UNSW engineers have developed a way to help 3D printed plastic heal itself by using only lights in room temperature. UNSW School of Chemical Engineering professor Cyrille Boyer and his team that included Dr. Nathaniel Corrigan and Mr Michael Zhang showed us that adding “special powder” to the liquid resin of the printing process can later help in making quick and easy repairs if the material breaks.
This can be simply done by shining standard LED lights on the printed plastic for nearly an hour to cause a chemical reaction and fusion of the broken pieces.
The process makes the repaired plastic stronger than it was before the damage happened. Scientists hope that further development and commercialisation of this process will help in reducing chemical waste in future.
The broken pieces of plastic would not be thrown away or recycled. It will be simply mended by remaining embedded in a component with other materials.
This research paper has been published in the journal Angewandte Chemie International Edition.
It will reduce plastic waste
Dr. Corrigan said “There is an obvious environmental benefit because you’re not having to re-synthesize a brand-new material every time it gets broken. We are increasing the lifespan of these materials, which is going to reduce plastic waste.”
In places where we use polymer material, we can use this technology. After a component fails, we can repair the material instead of throwing it away.

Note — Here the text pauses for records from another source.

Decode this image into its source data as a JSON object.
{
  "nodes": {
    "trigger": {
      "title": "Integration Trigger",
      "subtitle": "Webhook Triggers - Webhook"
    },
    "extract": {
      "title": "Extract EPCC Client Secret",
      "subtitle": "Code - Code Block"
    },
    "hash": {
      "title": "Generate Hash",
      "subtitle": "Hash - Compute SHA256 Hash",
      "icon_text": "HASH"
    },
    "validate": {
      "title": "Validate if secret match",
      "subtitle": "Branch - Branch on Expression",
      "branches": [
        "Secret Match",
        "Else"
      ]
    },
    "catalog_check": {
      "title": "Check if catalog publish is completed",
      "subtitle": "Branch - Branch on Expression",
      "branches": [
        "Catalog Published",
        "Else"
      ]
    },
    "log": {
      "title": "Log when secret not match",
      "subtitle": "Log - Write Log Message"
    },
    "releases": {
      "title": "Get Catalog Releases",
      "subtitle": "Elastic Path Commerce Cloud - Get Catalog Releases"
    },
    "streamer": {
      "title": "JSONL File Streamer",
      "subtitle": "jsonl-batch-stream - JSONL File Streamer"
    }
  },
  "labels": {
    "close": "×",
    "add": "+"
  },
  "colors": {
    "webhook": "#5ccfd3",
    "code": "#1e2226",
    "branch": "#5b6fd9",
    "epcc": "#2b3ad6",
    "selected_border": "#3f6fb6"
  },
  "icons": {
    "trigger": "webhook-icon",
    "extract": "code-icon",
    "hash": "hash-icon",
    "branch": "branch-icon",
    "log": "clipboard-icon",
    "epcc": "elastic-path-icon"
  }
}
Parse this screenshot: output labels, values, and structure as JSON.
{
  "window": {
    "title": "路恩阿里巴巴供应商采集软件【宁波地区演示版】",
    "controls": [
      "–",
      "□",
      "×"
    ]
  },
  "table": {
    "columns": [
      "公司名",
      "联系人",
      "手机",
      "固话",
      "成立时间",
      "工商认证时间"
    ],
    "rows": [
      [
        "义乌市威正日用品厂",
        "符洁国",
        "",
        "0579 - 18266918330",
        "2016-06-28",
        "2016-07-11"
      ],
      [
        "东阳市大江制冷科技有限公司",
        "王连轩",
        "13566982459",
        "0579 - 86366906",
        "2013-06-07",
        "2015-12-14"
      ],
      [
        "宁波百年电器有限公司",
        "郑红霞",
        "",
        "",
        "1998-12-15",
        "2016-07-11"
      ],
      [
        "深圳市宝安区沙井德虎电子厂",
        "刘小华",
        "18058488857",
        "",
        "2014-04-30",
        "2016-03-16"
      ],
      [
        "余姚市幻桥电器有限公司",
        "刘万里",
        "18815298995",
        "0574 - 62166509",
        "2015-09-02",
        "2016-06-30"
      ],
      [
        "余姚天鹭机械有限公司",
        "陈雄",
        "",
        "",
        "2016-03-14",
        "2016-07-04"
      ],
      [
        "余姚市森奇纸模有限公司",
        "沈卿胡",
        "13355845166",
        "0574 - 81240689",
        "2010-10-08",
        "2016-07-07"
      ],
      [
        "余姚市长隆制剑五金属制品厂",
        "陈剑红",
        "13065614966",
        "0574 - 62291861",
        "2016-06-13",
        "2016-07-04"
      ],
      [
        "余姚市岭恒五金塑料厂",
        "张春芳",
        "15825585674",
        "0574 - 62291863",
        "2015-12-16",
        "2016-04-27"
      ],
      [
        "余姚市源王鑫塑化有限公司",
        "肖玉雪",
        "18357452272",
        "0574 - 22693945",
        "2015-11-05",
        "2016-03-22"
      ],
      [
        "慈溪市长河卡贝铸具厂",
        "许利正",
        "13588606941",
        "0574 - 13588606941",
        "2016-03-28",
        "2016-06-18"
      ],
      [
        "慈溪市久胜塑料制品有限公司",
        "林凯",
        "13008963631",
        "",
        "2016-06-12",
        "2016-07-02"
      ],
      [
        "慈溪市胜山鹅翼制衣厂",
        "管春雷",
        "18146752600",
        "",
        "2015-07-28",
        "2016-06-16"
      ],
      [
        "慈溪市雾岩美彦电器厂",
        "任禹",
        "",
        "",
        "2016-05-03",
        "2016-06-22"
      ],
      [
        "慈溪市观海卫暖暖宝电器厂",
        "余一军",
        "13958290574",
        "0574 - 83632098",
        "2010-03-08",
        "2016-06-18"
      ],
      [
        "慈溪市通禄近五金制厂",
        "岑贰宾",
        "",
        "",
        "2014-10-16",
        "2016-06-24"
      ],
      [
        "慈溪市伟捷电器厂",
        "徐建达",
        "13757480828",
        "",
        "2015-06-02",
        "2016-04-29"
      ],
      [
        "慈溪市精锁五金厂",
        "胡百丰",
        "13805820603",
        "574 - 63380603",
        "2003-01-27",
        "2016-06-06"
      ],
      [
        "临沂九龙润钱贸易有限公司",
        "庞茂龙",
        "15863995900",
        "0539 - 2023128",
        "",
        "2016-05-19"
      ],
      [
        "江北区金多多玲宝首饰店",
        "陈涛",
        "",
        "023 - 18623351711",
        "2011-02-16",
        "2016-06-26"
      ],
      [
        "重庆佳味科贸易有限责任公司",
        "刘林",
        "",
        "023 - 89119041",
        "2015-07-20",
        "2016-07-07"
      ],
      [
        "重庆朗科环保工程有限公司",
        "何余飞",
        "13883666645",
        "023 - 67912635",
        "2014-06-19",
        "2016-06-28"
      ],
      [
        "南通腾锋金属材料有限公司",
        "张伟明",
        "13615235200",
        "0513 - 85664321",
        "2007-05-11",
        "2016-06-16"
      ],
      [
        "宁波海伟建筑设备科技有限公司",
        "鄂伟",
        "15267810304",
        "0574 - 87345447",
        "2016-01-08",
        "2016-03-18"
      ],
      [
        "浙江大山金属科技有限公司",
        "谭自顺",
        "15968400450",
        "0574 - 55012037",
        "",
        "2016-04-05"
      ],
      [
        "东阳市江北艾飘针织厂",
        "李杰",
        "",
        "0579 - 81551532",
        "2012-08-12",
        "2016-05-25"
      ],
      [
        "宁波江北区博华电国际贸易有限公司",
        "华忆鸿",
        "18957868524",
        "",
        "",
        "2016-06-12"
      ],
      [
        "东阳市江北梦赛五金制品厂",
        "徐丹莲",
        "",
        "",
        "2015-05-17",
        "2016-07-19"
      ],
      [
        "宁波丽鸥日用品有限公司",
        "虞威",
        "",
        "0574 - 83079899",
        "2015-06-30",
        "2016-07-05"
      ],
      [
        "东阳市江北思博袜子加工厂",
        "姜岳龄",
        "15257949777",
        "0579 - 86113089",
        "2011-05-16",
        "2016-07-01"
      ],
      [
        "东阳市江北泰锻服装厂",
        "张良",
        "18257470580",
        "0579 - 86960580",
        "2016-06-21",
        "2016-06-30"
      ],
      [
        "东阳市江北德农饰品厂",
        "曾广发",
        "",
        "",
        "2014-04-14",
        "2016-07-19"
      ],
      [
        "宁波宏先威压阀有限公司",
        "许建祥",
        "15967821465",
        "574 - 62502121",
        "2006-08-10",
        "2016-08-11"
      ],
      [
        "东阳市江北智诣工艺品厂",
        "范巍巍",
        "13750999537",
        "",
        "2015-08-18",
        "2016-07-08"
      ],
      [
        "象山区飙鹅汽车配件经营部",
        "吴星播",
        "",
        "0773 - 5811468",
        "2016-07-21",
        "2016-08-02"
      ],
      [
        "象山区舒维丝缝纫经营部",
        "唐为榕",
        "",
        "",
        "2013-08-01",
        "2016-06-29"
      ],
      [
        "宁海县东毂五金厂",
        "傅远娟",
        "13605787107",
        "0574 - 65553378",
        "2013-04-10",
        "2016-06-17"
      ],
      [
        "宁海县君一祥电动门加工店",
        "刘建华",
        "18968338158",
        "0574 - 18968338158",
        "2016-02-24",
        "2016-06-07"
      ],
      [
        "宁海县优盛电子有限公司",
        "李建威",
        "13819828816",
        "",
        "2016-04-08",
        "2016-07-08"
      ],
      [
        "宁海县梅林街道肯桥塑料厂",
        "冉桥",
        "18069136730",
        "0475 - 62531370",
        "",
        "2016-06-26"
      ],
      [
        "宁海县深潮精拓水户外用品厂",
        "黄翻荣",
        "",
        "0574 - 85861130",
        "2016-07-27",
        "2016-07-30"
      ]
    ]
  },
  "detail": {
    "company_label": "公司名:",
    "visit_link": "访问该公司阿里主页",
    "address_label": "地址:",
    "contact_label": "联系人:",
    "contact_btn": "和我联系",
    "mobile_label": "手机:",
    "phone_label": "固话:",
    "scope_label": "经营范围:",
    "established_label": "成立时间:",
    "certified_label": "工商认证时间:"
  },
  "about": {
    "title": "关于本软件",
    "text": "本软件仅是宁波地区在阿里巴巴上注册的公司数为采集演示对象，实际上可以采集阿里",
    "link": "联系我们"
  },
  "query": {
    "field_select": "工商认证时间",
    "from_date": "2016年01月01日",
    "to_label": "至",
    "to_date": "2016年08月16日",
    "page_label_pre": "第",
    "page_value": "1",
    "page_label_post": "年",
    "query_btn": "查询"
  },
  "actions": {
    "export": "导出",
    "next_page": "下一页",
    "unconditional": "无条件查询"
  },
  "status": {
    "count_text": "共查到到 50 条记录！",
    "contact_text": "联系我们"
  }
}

The UNSW team has used a powdered additive which is a trithiocarbonate, known as a reversible addition fragmentation chain transfer or RAFT agent. This is originally developed by CSIRO. The agent enables the rearrangement of the nanoscopic network of elements which make up the material and fuse the broken pieces.
The process takes approximately 30 minutes when UV LED light is directly pointed onto the broken plastic. The plastic is fully healed after roughly one hour.
Scientists have experimented with a 3D printed violin. This experiment shows that self-repaired plastic’s strength is fully recovered as it was in its unbroken state.
The team of the scientists said commercialisation of the process is possible as the simplification and speed of their system is much higher than any other existing ways of repairing broken 3D printed materials.
Scientists said there are other process to heal these materials but they all are relied on thermal chemistry to repair it and that also takes nearly 24 hours. These processes also take multiple heating cycles to have the same result.
Dr. Corrigan said “Another restriction to that is that you need an oven which is heated to high temperature and you obviously cannot repair the plastic material in situ—you would need to disassemble it from the component first which adds a level of complexity and delay.”
With the new process, we can leave the broken plastic anywhere and shine the light on the entire component. This process is easy and faster as the additives at the surface of the material are only affected.
Scientists said we can use this process in a range of applications as 3D printed materials are now hugely used in high-tech specialized components. This includes wearable electronics, sensors and shoe manufacturing.